It is always interesting to reflect on how the American workplace has changed over the decades, especially concerning science and technology. For example, the digitization of our world. In moving from the latter half of the 20th century into the 21st century, we have experienced an absolutely overwhelming digital transformation. Exactly how we perceived that transformation going into it, during it, and our projections about its future are the subjects of deep analysis by millions. People have been fooled, people have been heroes, and people have been oblivious. All three kinds of people have navigated the digitization tornado. What some have pondered has been fascinating.
One of the most interesting paradoxical positions about the digitization tornado came to me from a former colleague in the chemical industry many years ago. I say paradoxical because he articulated something incredibly shortsighted that did not happen and he simultaneously articulated something incredibly powerful that did happen:
- The Incredibly Shortsighted—“Digitization will never threaten or replace traditional wet chemistry photography.” (We know what happened there!)
- The Incredibly Powerful—“The youngest generation won’t believe anything is real unless they can see it in digital form.” (Just look at how attached some people are to their devices. Does that give you a clue?)
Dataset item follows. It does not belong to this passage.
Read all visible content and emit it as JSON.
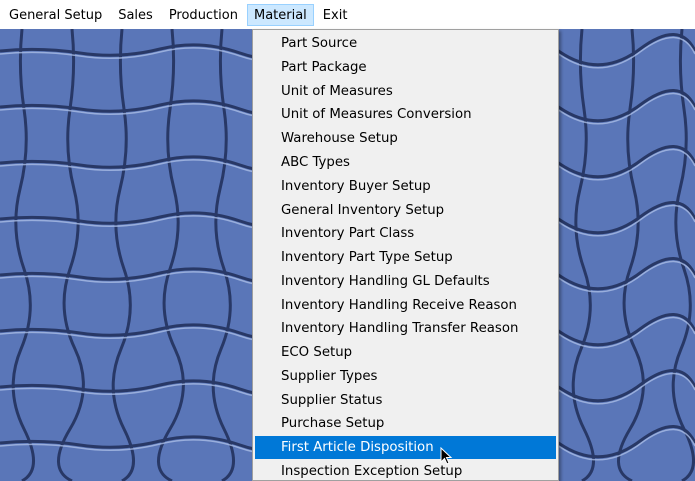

It amazes me that such a failed statement and such a prescient statement can come from the same person. But such reality underscores the subtle deception and difficulty of capturing and capitalizing upon a trend. And is that not our constant challenge every single day in this amazingly complex, hi-tech world?